Has your yard been hit yet? For the last month or two, many Belwood and nearby residents have been awakening in the morning to damaged landscaping, particularly front lawns. One home owner phoned the Los Gatos Monte Sereno Police to complain about his vandalized front yard. But this time, it’s not human caused damage.
On several social media sites, neighbors vent that they have been victims of wild pigs or boars. But that’s not it – at least not for most of us. Boars do far more destruction and they are further in the hills, though perhaps if you are in the east Los Gatos foothills around Santa Rosa, or in parts of Almaden near open space that could be a risk.
Although sometimes the damage is quite extensive, involving a large percentage of one’s front lawn, the guilty parties are usually hungry racoons. Crows may be assisting too, but they don’t create problems on as large of a scale.
They are after a meal in the form of tasty lawn grubs. Grubs find their way into the soil to eat the roots of the grass, and those grubs seem to be the best eating in town for some of the local wildlife.
If that’s not enough, squirrels like to bury food in lawns, too (someone is giving out peanuts in the shell – the squirrels keep burying them in our lawn – I’ve watched them!).
The first photo is of our family’s front yard and it was taken in early September. The second one is of our next door neighbor’s place, and it was taken about a week ago.
Most of the time, the racoons creep out in the middle of the night, but not always. A couple of days ago, our hungry hunters came back between about 6pm and9pm. It must have only barely been dark!
So what can you do about it?
In my real estate practice, recently I showed a home with a lawn grub problem. The home owners there laid down something like a soft plastic chicken wire atop the lawn and similar landscaping. It did seem to work in terms of keeping the critters out, but it may not do anything at all for the grubs which are the Siren call to them.
One grub solution is beneficial nematodes. These are a type of roundworm used to kill the grubs without using pesticides. This approach may work for some but I’m reading comments online that this has not been so successful for many who’s attempted to quash the grubs this way.
There are anti grub pesticides available as well.
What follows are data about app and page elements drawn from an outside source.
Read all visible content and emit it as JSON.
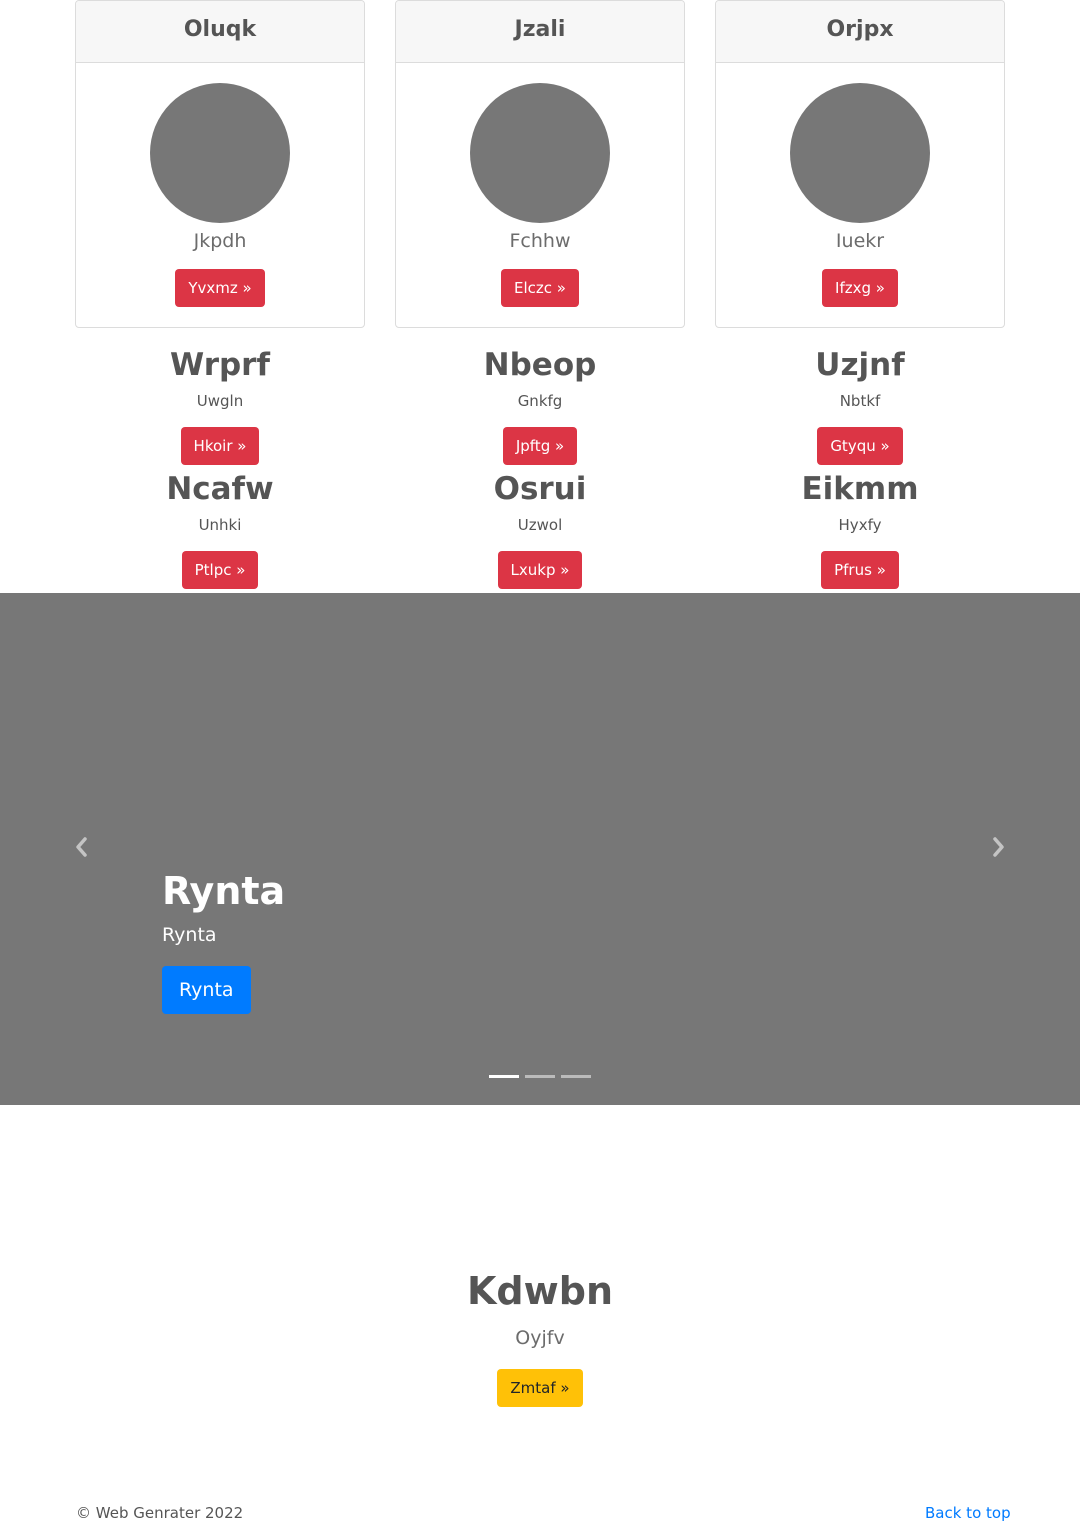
{
  "colors": {
    "primary": "#007bff",
    "danger": "#dc3545",
    "warning": "#ffc107",
    "placeholder": "#777777"
  },
  "cards": [
    {
      "header": "Oluqk",
      "subtitle": "Jkpdh",
      "button": "Yvxmz »"
    },
    {
      "header": "Jzali",
      "subtitle": "Fchhw",
      "button": "Elczc »"
    },
    {
      "header": "Orjpx",
      "subtitle": "Iuekr",
      "button": "Ifzxg »"
    }
  ],
  "features_row1": [
    {
      "title": "Wrprf",
      "subtitle": "Uwgln",
      "button": "Hkoir »"
    },
    {
      "title": "Nbeop",
      "subtitle": "Gnkfg",
      "button": "Jpftg »"
    },
    {
      "title": "Uzjnf",
      "subtitle": "Nbtkf",
      "button": "Gtyqu »"
    }
  ],
  "features_row2": [
    {
      "title": "Ncafw",
      "subtitle": "Unhki",
      "button": "Ptlpc »"
    },
    {
      "title": "Osrui",
      "subtitle": "Uzwol",
      "button": "Lxukp »"
    },
    {
      "title": "Eikmm",
      "subtitle": "Hyxfy",
      "button": "Pfrus »"
    }
  ],
  "carousel": {
    "prev_icon": "chevron-left-icon",
    "next_icon": "chevron-right-icon",
    "title": "Rynta",
    "text": "Rynta",
    "button": "Rynta",
    "slide_count": 3,
    "active_index": 0
  },
  "bottom_feature": {
    "title": "Kdwbn",
    "subtitle": "Oyjfv",
    "button": "Zmtaf »"
  },
  "footer": {
    "copyright": "© Web Genrater 2022",
    "back_to_top": "Back to top"
  }
}
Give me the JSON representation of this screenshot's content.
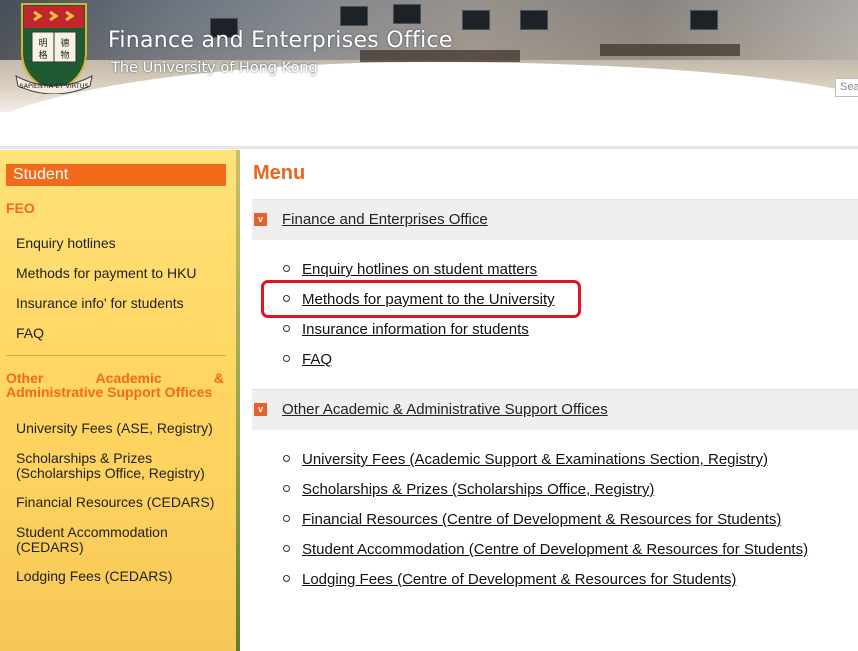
{
  "header": {
    "site_title": "Finance and Enterprises Office",
    "site_subtitle": "The University of Hong Kong",
    "logo_motto": "SAPIENTIA·ET·VIRTUS",
    "search_placeholder": "Sea"
  },
  "sidebar": {
    "heading": "Student",
    "feo_heading": "FEO",
    "feo_links": [
      "Enquiry hotlines",
      "Methods for payment to HKU",
      "Insurance info' for students",
      "FAQ"
    ],
    "other_heading_words": [
      "Other",
      "Academic",
      "&"
    ],
    "other_heading_line2": "Administrative Support Offices",
    "other_links": [
      "University Fees (ASE, Registry)",
      "Scholarships & Prizes\n(Scholarships Office, Registry)",
      "Financial Resources (CEDARS)",
      "Student Accommodation\n(CEDARS)",
      "Lodging Fees (CEDARS)"
    ]
  },
  "main": {
    "menu_title": "Menu",
    "toggle_symbol": "v",
    "groups": [
      {
        "label": "Finance and Enterprises Office",
        "links": [
          "Enquiry hotlines on student matters",
          "Methods for payment to the University",
          "Insurance information for students",
          "FAQ"
        ]
      },
      {
        "label": "Other Academic & Administrative Support Offices",
        "links": [
          "University Fees (Academic Support & Examinations Section, Registry)",
          "Scholarships & Prizes (Scholarships Office, Registry)",
          "Financial Resources (Centre of Development & Resources for Students)",
          "Student Accommodation (Centre of Development & Resources for Students)",
          "Lodging Fees (Centre of Development & Resources for Students)"
        ]
      }
    ]
  },
  "colors": {
    "accent_orange": "#f26a1b",
    "sidebar_yellow": "#ffd765",
    "highlight_red": "#e0141e"
  }
}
Sunset Magazine advises that the best thing to do is to dig into your lawn and get some of the grub worms to take to your local nursery to identify the culprit, as different treatments will be more successful with one type of grub than another.
No matter how you treat them, you do want to get rid of the grub worms, as a serious infestation will not only be unsightly, but eventually will kill the lawn.
Belwood, Belgatos and Surmont – we have a problem.
It’s your pets and where they do their doo doo.
People in Los Gatos love their pets. Not all of them – residents or pets – are well behaved, though.
One neighbor of ours in Belwood who recently planted new sod in his front yard got tired of locals allowing (encouraging?) their pets to relieve themselves on his newly laid lawn and put up two signs telling them not to do it.
Another neighbor, on another street, placed graphic “no pooping” signs along one side of the yard because not only were pooches defecating there, but their owners were not cleaning up after them, either.
Dogs are usually on leashes, so it’s hard to say that their owners don’t know any better. But what about cats who are allowed to roam freely and do what they want and where they want? Their messes become everyone’s problem too – the owners just don’t have direct knowledge of it.
We have this issue in our front yard, where a neighborhood cat seems to love to return again and again, and the stench from its markings can be unbearable – especially early in the morning when stumbling out to get the newspaper. (Maybe it’s to taunt our black lab, who can’t get at the cat?) Jim periodically uses some nasty sprinkles from a company called Predator Pee (not making this up!) to keep the felines away. It works, but it, too, is smelly. Wouldn’t it be nicer if cats only stunk up their own yards? (Aren’t cats safer if kept indoors, too?) Continue reading